A journey like clockwork to Phitsanulok, to admire an active temple instead of all the dead rock temples of the past week.
There are days that everything works. Today is such day. We check out of our hotel, which is in the old town of Sukhothai, to get to the bus station, 14 km further in the new town. Whilst we are contemplating whether to call for a tuk tuk or for a taxi, the town bus pulls up, a fabulous, mostly-wooden contraption that goes only once an hour. To the bus station. Where the next bus to Phitsanulok leaves in ten minutes, just enough time to go and explore nearby shops for biscuits. But the bus leaves early, and we miss it, whilst buying supplies. Only for another bus, a much more luxurious one, to appear just minutes afterwards, which whisks us to Phitsanulok within an hour.
The bus is going to the bus station, outside town, but in doing so passes through the centre, where I recognise the hotel we booked; no problem, bus stops and drops us 100 meters from our hotel. Our room is not ready yet, of course not, we are so early. So we head for the shopping mall next to the hotel, to look for a pair of trousers for me, as I ripped my last trousers the day before, leaving me with nothing else but my shorts. First thing we see in the department store is a stack with trousers, exactly like I like them. The first one I try fits perfectly, and happens to be discounted by 50%. Back in the hotel our room is ready, so we check in, dump our stuff, and head for the train station to book tickets for tomorrow. Just in time, there are only two tickets left for the Super Express into Bangkok. There are these days….
We had come to Phitsanulok, an administrative centre in NW Thailand, to avoid a long bus ride to Bangkok, and take a train instead, a far more agreeable way of transport if available – and if you are not in a hurry. Besides, the town has one of the most venerated Buddhist temples outside Bangkok, and reputedly an attractive night market. Reason enough.
Finding Wat Sri Rattana Mahathat was initially a bit of a challenge, as there are many wats – temples – along the riverside in Phitsanulok.

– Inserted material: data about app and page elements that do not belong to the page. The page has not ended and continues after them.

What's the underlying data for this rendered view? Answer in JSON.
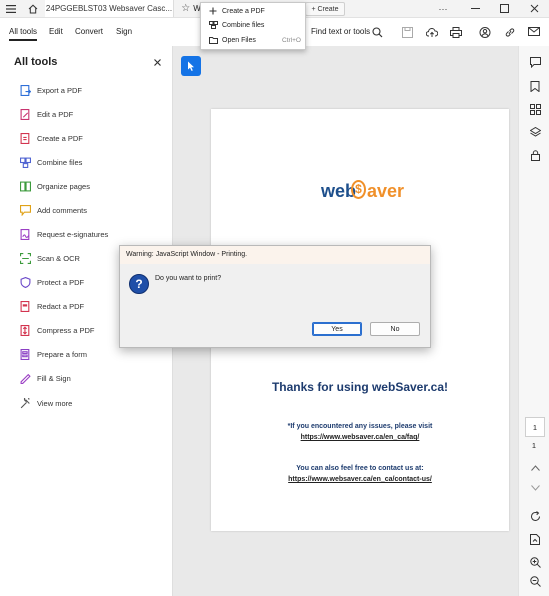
{
  "titlebar": {
    "doc_tab_title": "24PGGEBLST03 Websaver Casc...",
    "second_tab_letter": "W",
    "new_tab_label": "+ Create"
  },
  "dropdown": {
    "items": [
      {
        "label": "Create a PDF",
        "shortcut": "",
        "icon": "plus-icon"
      },
      {
        "label": "Combine files",
        "shortcut": "",
        "icon": "combine-files-icon"
      },
      {
        "label": "Open Files",
        "shortcut": "Ctrl+O",
        "icon": "folder-icon"
      }
    ]
  },
  "toolbar": {
    "tabs": [
      "All tools",
      "Edit",
      "Convert",
      "Sign"
    ],
    "find_label": "Find text or tools"
  },
  "tools_panel": {
    "title": "All tools",
    "items": [
      {
        "label": "Export a PDF",
        "icon": "export-pdf-icon",
        "color": "#2e6fd8"
      },
      {
        "label": "Edit a PDF",
        "icon": "edit-pdf-icon",
        "color": "#c8336f"
      },
      {
        "label": "Create a PDF",
        "icon": "create-pdf-icon",
        "color": "#d3344f"
      },
      {
        "label": "Combine files",
        "icon": "combine-files-icon",
        "color": "#4f63d2"
      },
      {
        "label": "Organize pages",
        "icon": "organize-pages-icon",
        "color": "#3d9b3d"
      },
      {
        "label": "Add comments",
        "icon": "comment-icon",
        "color": "#e0a219"
      },
      {
        "label": "Request e-signatures",
        "icon": "request-signature-icon",
        "color": "#9b3fc4"
      },
      {
        "label": "Scan & OCR",
        "icon": "scan-icon",
        "color": "#3d9b3d"
      },
      {
        "label": "Protect a PDF",
        "icon": "protect-icon",
        "color": "#6a48c9"
      },
      {
        "label": "Redact a PDF",
        "icon": "redact-icon",
        "color": "#d3344f"
      },
      {
        "label": "Compress a PDF",
        "icon": "compress-icon",
        "color": "#d3344f"
      },
      {
        "label": "Prepare a form",
        "icon": "form-icon",
        "color": "#8a3fc4"
      },
      {
        "label": "Fill & Sign",
        "icon": "fill-sign-icon",
        "color": "#9b3fc4"
      },
      {
        "label": "View more",
        "icon": "view-more-icon",
        "color": "#555555"
      }
    ]
  },
  "document": {
    "logo_part1": "web",
    "logo_part2": "aver",
    "logo_colors": {
      "web": "#1d4f8c",
      "saver": "#f0902a"
    },
    "thanks": "Thanks for using webSaver.ca!",
    "issues_line": "*If you encountered any issues, please visit",
    "faq_link": "https://www.websaver.ca/en_ca/faq/",
    "contact_line": "You can also feel free to contact us at:",
    "contact_link": "https://www.websaver.ca/en_ca/contact-us/"
  },
  "right_rail": {
    "page_current": "1",
    "page_total": "1"
  },
  "dialog": {
    "title": "Warning: JavaScript Window - Printing.",
    "message": "Do you want to print?",
    "yes_label": "Yes",
    "no_label": "No"
  }
}
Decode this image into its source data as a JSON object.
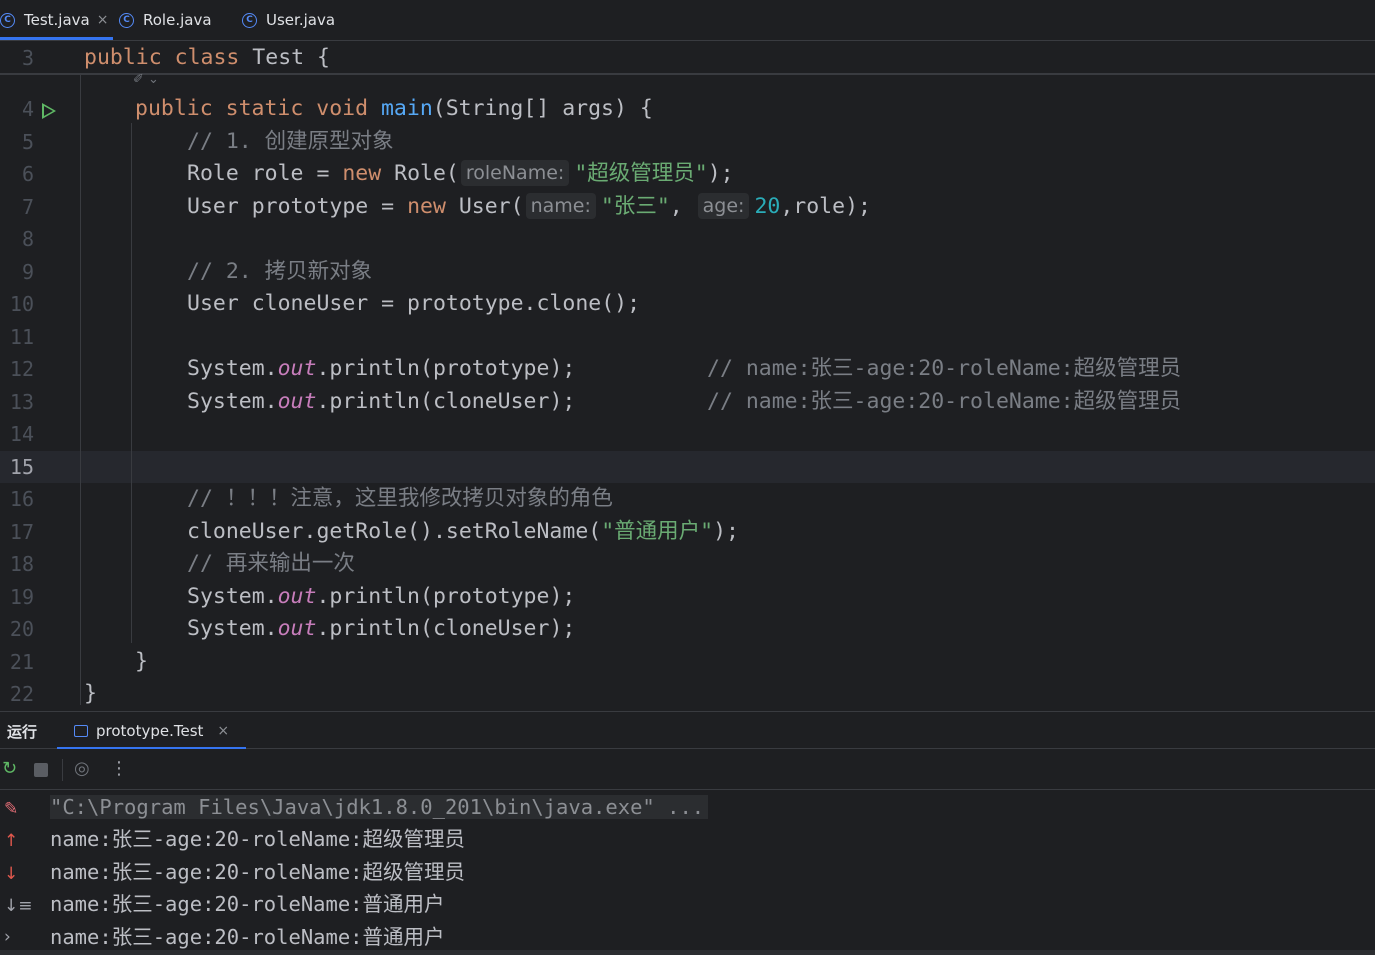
{
  "tabs": [
    {
      "label": "Test.java",
      "close": "×"
    },
    {
      "label": "Role.java"
    },
    {
      "label": "User.java"
    }
  ],
  "class_icon_glyph": "C",
  "sticky_header": {
    "line": "3",
    "public": "public",
    "class": "class",
    "rest": " Test {"
  },
  "ai_hint_glyph": "✐ ⌄",
  "lines": {
    "n4": "4",
    "n5": "5",
    "n6": "6",
    "n7": "7",
    "n8": "8",
    "n9": "9",
    "n10": "10",
    "n11": "11",
    "n12": "12",
    "n13": "13",
    "n14": "14",
    "n15": "15",
    "n16": "16",
    "n17": "17",
    "n18": "18",
    "n19": "19",
    "n20": "20",
    "n21": "21",
    "n22": "22"
  },
  "code": {
    "l4_public": "public",
    "l4_static": "static",
    "l4_void": "void",
    "l4_main": "main",
    "l4_rest": "(String[] args) {",
    "l5": "// 1. 创建原型对象",
    "l6_a": "Role role = ",
    "l6_new": "new",
    "l6_b": " Role(",
    "l6_hint": "roleName:",
    "l6_str": "\"超级管理员\"",
    "l6_c": ");",
    "l7_a": "User prototype = ",
    "l7_new": "new",
    "l7_b": " User(",
    "l7_hint1": "name:",
    "l7_str": "\"张三\"",
    "l7_comma": ", ",
    "l7_hint2": "age:",
    "l7_num": "20",
    "l7_c": ",role);",
    "l9": "// 2. 拷贝新对象",
    "l10": "User cloneUser = prototype.clone();",
    "l12_a": "System.",
    "l12_out": "out",
    "l12_b": ".println(prototype);",
    "l12_cmt": "// name:张三-age:20-roleName:超级管理员",
    "l13_a": "System.",
    "l13_out": "out",
    "l13_b": ".println(cloneUser);",
    "l13_cmt": "// name:张三-age:20-roleName:超级管理员",
    "l16": "// ！！！注意，这里我修改拷贝对象的角色",
    "l17_a": "cloneUser.getRole().setRoleName(",
    "l17_str": "\"普通用户\"",
    "l17_b": ");",
    "l18": "// 再来输出一次",
    "l19_a": "System.",
    "l19_out": "out",
    "l19_b": ".println(prototype);",
    "l20_a": "System.",
    "l20_out": "out",
    "l20_b": ".println(cloneUser);",
    "l21": "}",
    "l22": "}"
  },
  "run_panel": {
    "title": "运行",
    "tab_label": "prototype.Test",
    "tab_close": "×",
    "toolbar": {
      "rerun": "↻",
      "more": "⋮",
      "restore": "◎"
    },
    "side_icons": {
      "softwrap": "✎",
      "up": "↑",
      "down": "↓",
      "sort": "↓≡",
      "expand": "›"
    },
    "output": [
      "\"C:\\Program Files\\Java\\jdk1.8.0_201\\bin\\java.exe\" ...",
      "name:张三-age:20-roleName:超级管理员",
      "name:张三-age:20-roleName:超级管理员",
      "name:张三-age:20-roleName:普通用户",
      "name:张三-age:20-roleName:普通用户"
    ]
  }
}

And nothing is being signposted in English, it is Thai-only here. But then I spot the tourist service office, in English, next to one temple complex and although the office itself is closed, this is enough of a give-away. Indeed, inside it is obvious that I have arrived at the right place, as have hundreds of local people, too. This is an active temple, as opposed to the many stone ruins we have seen in the past days, with its own charms: at the same time a very religious place, as well as a chaotic business platform. Vendors outside sell incense sticks, flowers, fake money, all required for offering. Others sell live fishes, which can be freed in the nearby river to attain merit, or dead fishes, which can be eaten in many of the food stalls outside. Lots of people are praying in front of the many Buddhas, but at the same time – this is a narcissist world after all – taking selfies with the statues in the back. Which leads to the funny situation that, in front of the most venerated of all statues, half of the people are facing the statue, and the other half are turned in the opposite direction, looking into camera or telephone. There are several rooms with Buddha statues, and the walls of several courtyards are lined with further statues, all new, all gold-coloured. A steep flight of stairs leads into the prang, to a small temple room towering above all others. This is how the stone ruins of Ayutthaya and Sukhothai must have looked like, hundreds of years ago, before the statues were vandalised.
Oh, and another observation, not for the first time: where the centre of Phitsanulok looks pretty run-down, the temple is impeccably maintained, freshly painted, clean. A matter of priorities, I suppose.
There is little else to keep us in here. The night market is as so many night markets we have seen before, always fun, and always some special food to admire. But it is pretty small, and in the end we have our meal in a restaurant along the river. The next day we make our way to the railway station, which proudly announces itself with an old train engine outside, and head back to Bangkok.